In recent weeks Baltimore has received more than $37 million in federal stimulus disbursements to stabilize neighborhoods, assist residents with energy costs and improvements all while rebuilding the local economy during the prolonged recession.
The U.S. Housing and Urban Development’s Neighborhood Stabilization Program (NSP) awarded the Healthy Neighborhoods Consortium $26,092,880 and $5,289,216 to Chicanos Por La Causa Inc. on behalf of locally based Mi Casa Inc. The two agencies were the only recipients of funding in Maryland. There were 482 applicants, requesting over $15 billion in support.
Funded through the American Recovery and Reinvestment Act (ARRA), the grants were awarded competitively to applicants who developed the most innovative ideas to rebuild local communities by purchasing vacant, foreclosed properties and putting them back into productive use, while demonstrating that they have the capacity to be responsible stewards of taxpayer dollars.
“It is extraordinary that two NSP applications from Baltimore received awards,” said Housing Commissioner Paul T. Graziano. “We have wonderful neighborhoods that were turning around and poised for continued long term investment before the foreclosure crisis. This support will ensure that those investments will not be in vain.”
The proposed neighborhoods in Baltimore where work will be focused are: Belair-Edison, Better Waverly, Coldstream Homestead Montebello, Reservoir Hill, Patterson Park/McElderry Park, Barclay/Old Goucher, Johnston Square and Ednor Gardens. The federal government appropriated $2 billion in NSP funds on an emergency basis to mitigate the impacts of foreclosures and abandonment on communities around the country.
The award also requires housing counseling for families receiving homebuyer assistance funds. In addition, it will protect homebuyers by requiring grantees to ensure that new homebuyers under the program obtain a mortgage from a lender who agrees to comply with sound lending practices.
In July, the Healthy Neighborhoods Consortium, which includes Healthy Neighborhoods Inc., Baltimore City Department of Housing and Community Development, Chesapeake Habitat for Humanity, Druid Heights Community Development Corporation, St. Ambrose Housing Aid Center and Telesis Baltimore Corporation, submitted an application for the funds. Mi Casa Inc. participated in a national consortium of non-profit organizations, led by Chicanos Por La Causa.
President Barack Obama signed the Recovery Act into law last Feb. 17 as the country faced the greatest economic crisis since the Great Depression. The $787 billion Recovery Act program has already provided nearly $100 billion in tax relief for families and businesses, helped fill critical budget gaps for hard-hit state and local governments and jump-started tens of thousands of projects that are laying a new foundation for long-term economic growth.

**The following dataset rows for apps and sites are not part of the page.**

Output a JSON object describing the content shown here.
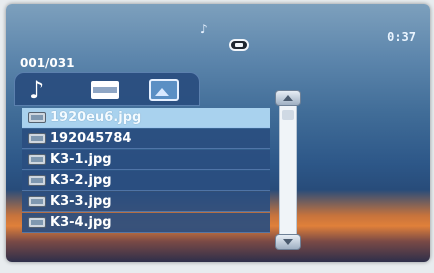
{
  "status": {
    "clock": "0:37",
    "music_icon": "music-note-icon",
    "battery_icon": "battery-icon"
  },
  "browser": {
    "counter": "001/031",
    "tabs": [
      {
        "name": "music",
        "icon": "music-note-icon"
      },
      {
        "name": "video",
        "icon": "film-icon"
      },
      {
        "name": "photo",
        "icon": "photo-icon"
      }
    ],
    "files": [
      {
        "name": "1920eu6.jpg",
        "selected": true
      },
      {
        "name": "192045784",
        "selected": false
      },
      {
        "name": "K3-1.jpg",
        "selected": false
      },
      {
        "name": "K3-2.jpg",
        "selected": false
      },
      {
        "name": "K3-3.jpg",
        "selected": false
      },
      {
        "name": "K3-4.jpg",
        "selected": false
      }
    ]
  }
}
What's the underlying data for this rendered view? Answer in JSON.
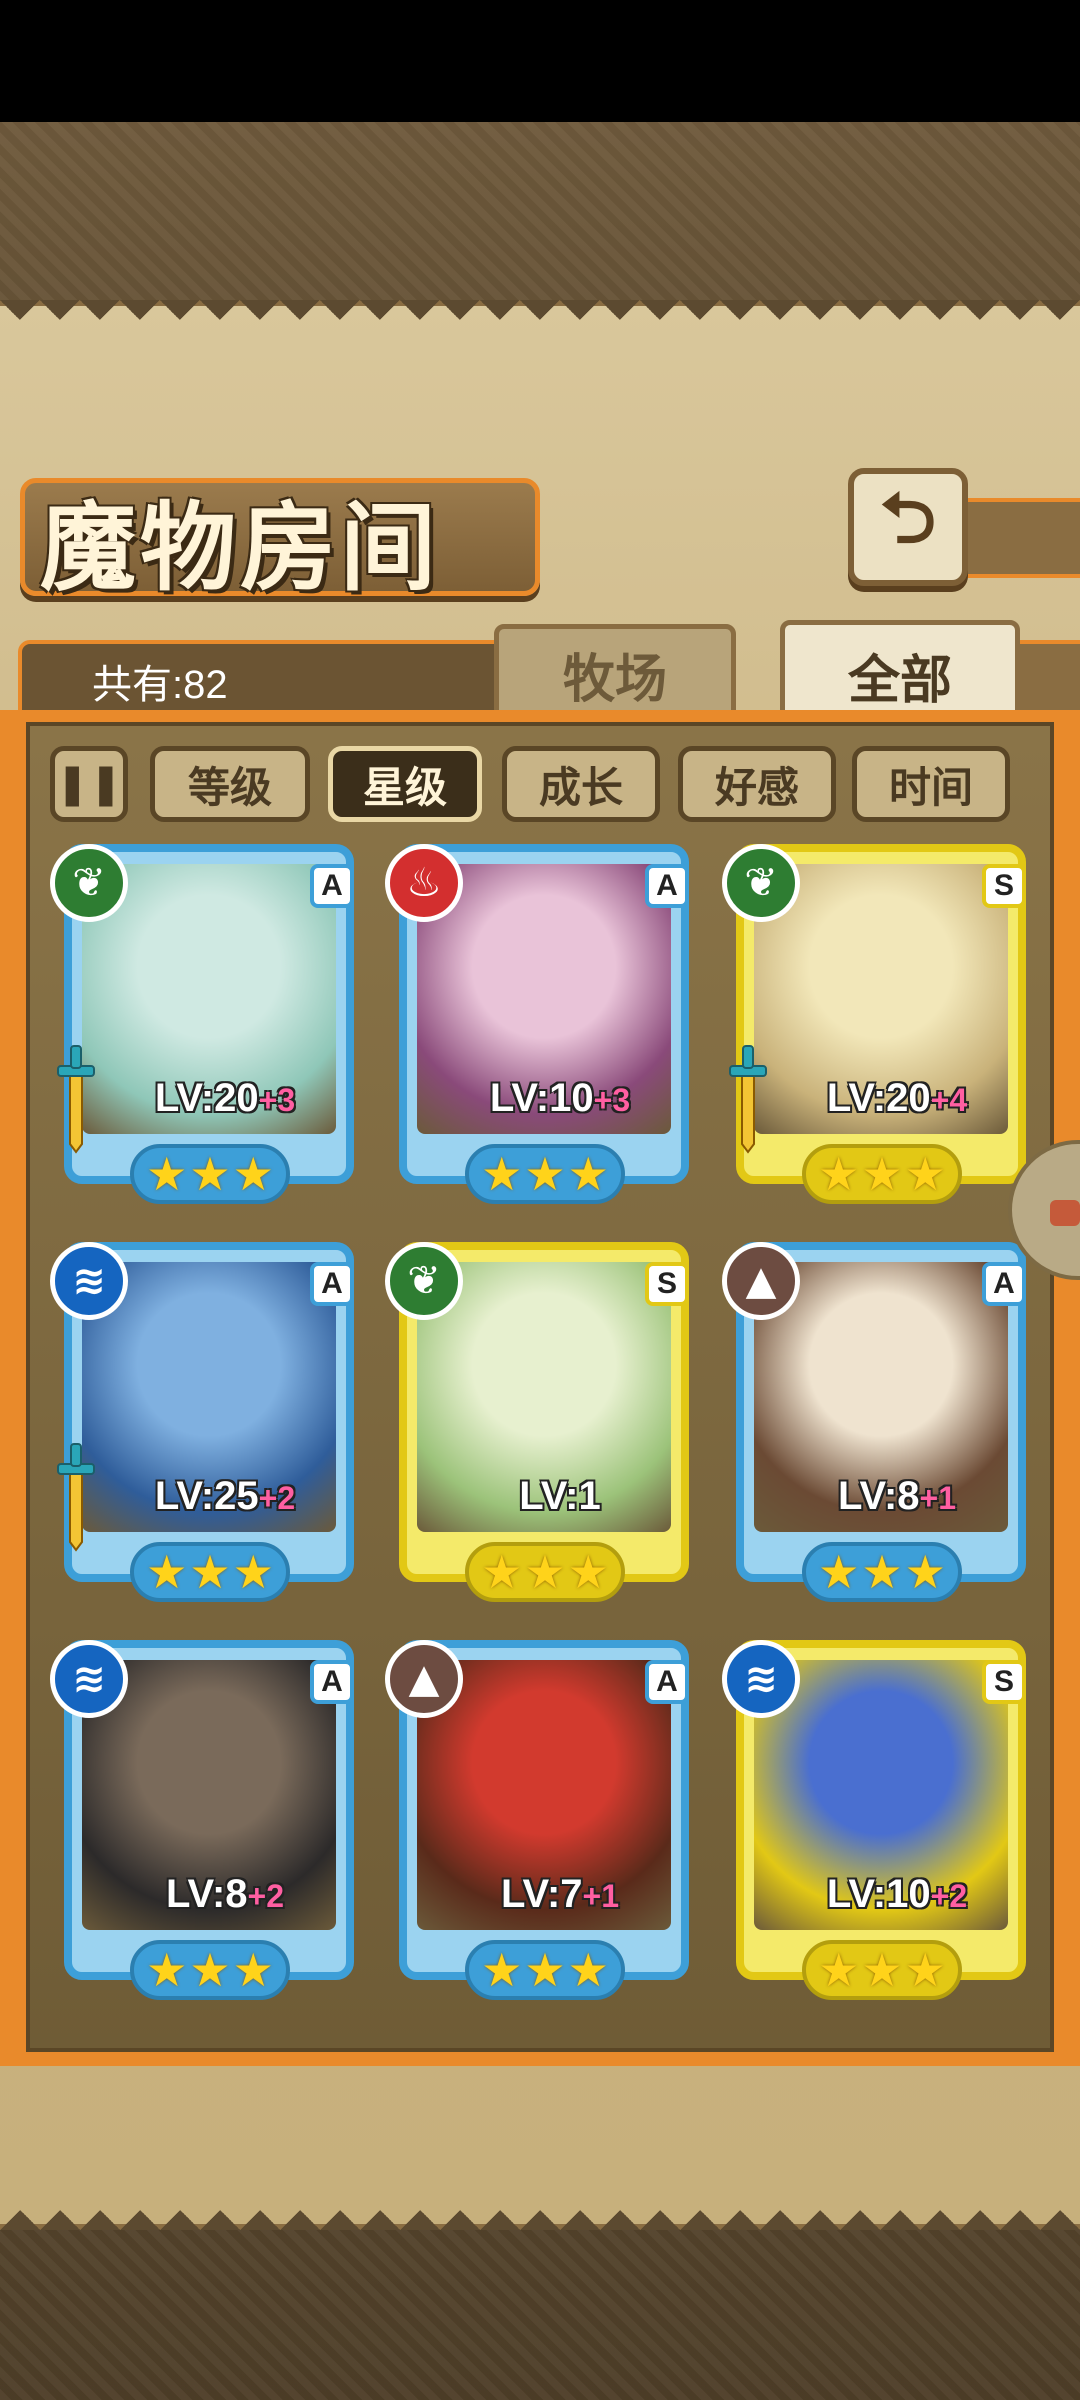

Energy package seeks to cuts cost, create jobs
Citizens and energy advocates were on hand for the announcement that Baltimore is also receiving a $6.37 million energy stimulus package from the U.S. Department of Energy.
One million dollars of the funding will be allocated to begin a Community Energy Grant Program. The program will enable community organizations and non-profits like “A Step Forward,” an energy efficient transitional housing unit in west Baltimore, to perform cost-saving energy improvements in neighborhood buildings and facilities. Applications for the program will become available this spring.
“With the new stimulus funds we have received, the city will be able to advance further towards becoming a cleaner, greener and sustainable city,” said Mayor Sheila Dixon.
The stimulus funds will be used in 18 program activities ranging from community projects and renewable energy to new energy financing structures. More than 30 percent of the funding will be put to use in the community, for the creation of new initiatives and to fill funding gaps or shortfalls in existing energy programs. Funds will be used to supplement the Baltimore Neighborhood Energy Challenge, a program that helps households reduce energy use.
A new Baltimore Commercial Energy Challenge will be implemented for greener and more energy efficient buildings. A youth energy conservation component will be added to the existing summer YouthWorks program. Plans also include installation of city building retrofits for utility cost savings.
The city’s energy division estimates that once fully implemented, 500 jobs will have been created or retained by the stimulus package.
For more on city’s energy efficiency and sustainability efforts, go to: www.baltimorecity.gov and click on the ‘Greener’ button.